**What to do**
Find the string "xmaS" in the records and copy each line where it occurs.
------ Dataset entries ------
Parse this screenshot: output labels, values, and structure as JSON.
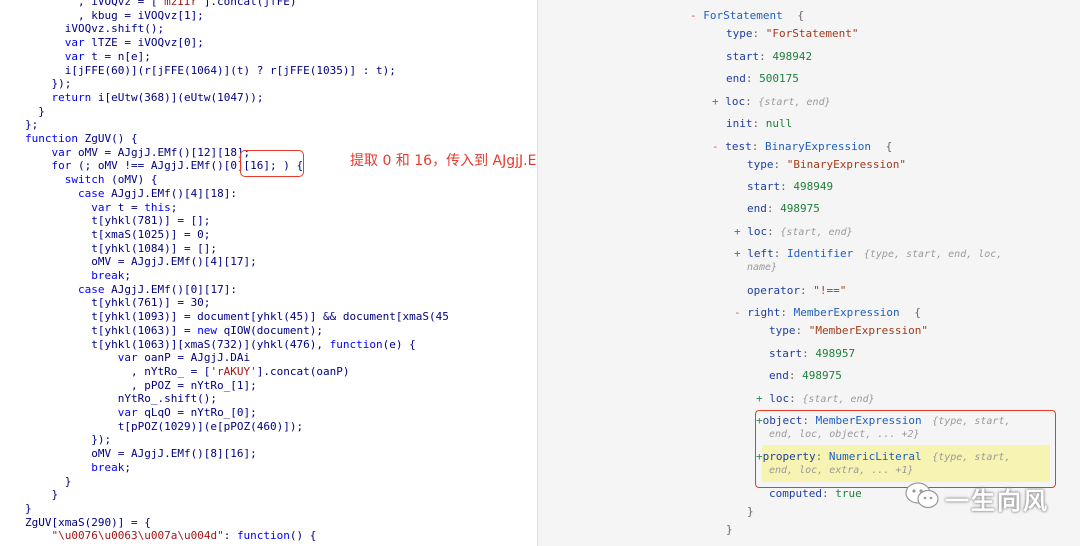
{
  "code_panel": {
    "lines": [
      "        , iVOQvz = ['mzIIr'].concat(jfFE)",
      "        , kbug = iVOQvz[1];",
      "      iVOQvz.shift();",
      "      var lTZE = iVOQvz[0];",
      "      var t = n[e];",
      "      i[jFFE(60)](r[jFFE(1064)](t) ? r[jFFE(1035)] : t);",
      "    });",
      "    return i[eUtw(368)](eUtw(1047));",
      "  }",
      "};",
      "function ZgUV() {",
      "    var oMV = AJgjJ.EMf()[12][18];",
      "    for (; oMV !== AJgjJ.EMf()[0][16]; ) {",
      "      switch (oMV) {",
      "        case AJgjJ.EMf()[4][18]:",
      "          var t = this;",
      "          t[yhkl(781)] = [];",
      "          t[xmaS(1025)] = 0;",
      "          t[yhkl(1084)] = [];",
      "          oMV = AJgjJ.EMf()[4][17];",
      "          break;",
      "        case AJgjJ.EMf()[0][17]:",
      "          t[yhkl(761)] = 30;",
      "          t[yhkl(1093)] = document[yhkl(45)] && document[xmaS(45",
      "          t[yhkl(1063)] = new qIOW(document);",
      "          t[yhkl(1063)][xmaS(732)](yhkl(476), function(e) {",
      "              var oanP = AJgjJ.DAi",
      "                , nYtRo_ = ['rAKUY'].concat(oanP)",
      "                , pPOZ = nYtRo_[1];",
      "              nYtRo_.shift();",
      "              var qLqO = nYtRo_[0];",
      "              t[pPOZ(1029)](e[pPOZ(460)]);",
      "          });",
      "          oMV = AJgjJ.EMf()[8][16];",
      "          break;",
      "      }",
      "    }",
      "}",
      "ZgUV[xmaS(290)] = {",
      "    \"\\u0076\\u0063\\u007a\\u004d\": function() {"
    ],
    "annotation": "提取 0 和 16，传入到 AJgjJ.EMf() 计算"
  },
  "ast_panel": {
    "root": {
      "key": "ForStatement",
      "brace": "{"
    },
    "type": {
      "key": "type",
      "value": "\"ForStatement\""
    },
    "start": {
      "key": "start",
      "value": "498942"
    },
    "end": {
      "key": "end",
      "value": "500175"
    },
    "loc": {
      "key": "loc",
      "summary": "{start, end}"
    },
    "init": {
      "key": "init",
      "value": "null"
    },
    "test": {
      "key": "test",
      "value": "BinaryExpression",
      "brace": "{",
      "type": {
        "key": "type",
        "value": "\"BinaryExpression\""
      },
      "start": {
        "key": "start",
        "value": "498949"
      },
      "end": {
        "key": "end",
        "value": "498975"
      },
      "loc": {
        "key": "loc",
        "summary": "{start, end}"
      },
      "left": {
        "key": "left",
        "value": "Identifier",
        "summary_1": "{type, start, end, loc,",
        "summary_2": "name}"
      },
      "operator": {
        "key": "operator",
        "value": "\"!==\""
      },
      "right": {
        "key": "right",
        "value": "MemberExpression",
        "brace": "{",
        "type": {
          "key": "type",
          "value": "\"MemberExpression\""
        },
        "start": {
          "key": "start",
          "value": "498957"
        },
        "end": {
          "key": "end",
          "value": "498975"
        },
        "loc": {
          "key": "loc",
          "summary": "{start, end}"
        },
        "object": {
          "key": "object",
          "value": "MemberExpression",
          "summary_1": "{type, start,",
          "summary_2": "end, loc, object, ... +2}"
        },
        "property": {
          "key": "property",
          "value": "NumericLiteral",
          "summary_1": "{type, start,",
          "summary_2": "end, loc, extra, ... +1}"
        },
        "computed": {
          "key": "computed",
          "value": "true"
        }
      }
    },
    "close_brace_1": "}",
    "close_brace_2": "}"
  },
  "toggles": {
    "expanded": "-",
    "collapsed": "+"
  },
  "watermark": {
    "text": "一生向风"
  },
  "colors": {
    "annotation_red": "#e8392b",
    "keyword_blue": "#0000ff",
    "string_red": "#a31515",
    "highlight_yellow": "#f7f3b3"
  }
}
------
**Response box**
      "          t[xmaS(1025)] = 0;",
      "          t[yhkl(1093)] = document[yhkl(45)] && document[xmaS(45",
      "          t[yhkl(1063)][xmaS(732)](yhkl(476), function(e) {",
      "ZgUV[xmaS(290)] = {",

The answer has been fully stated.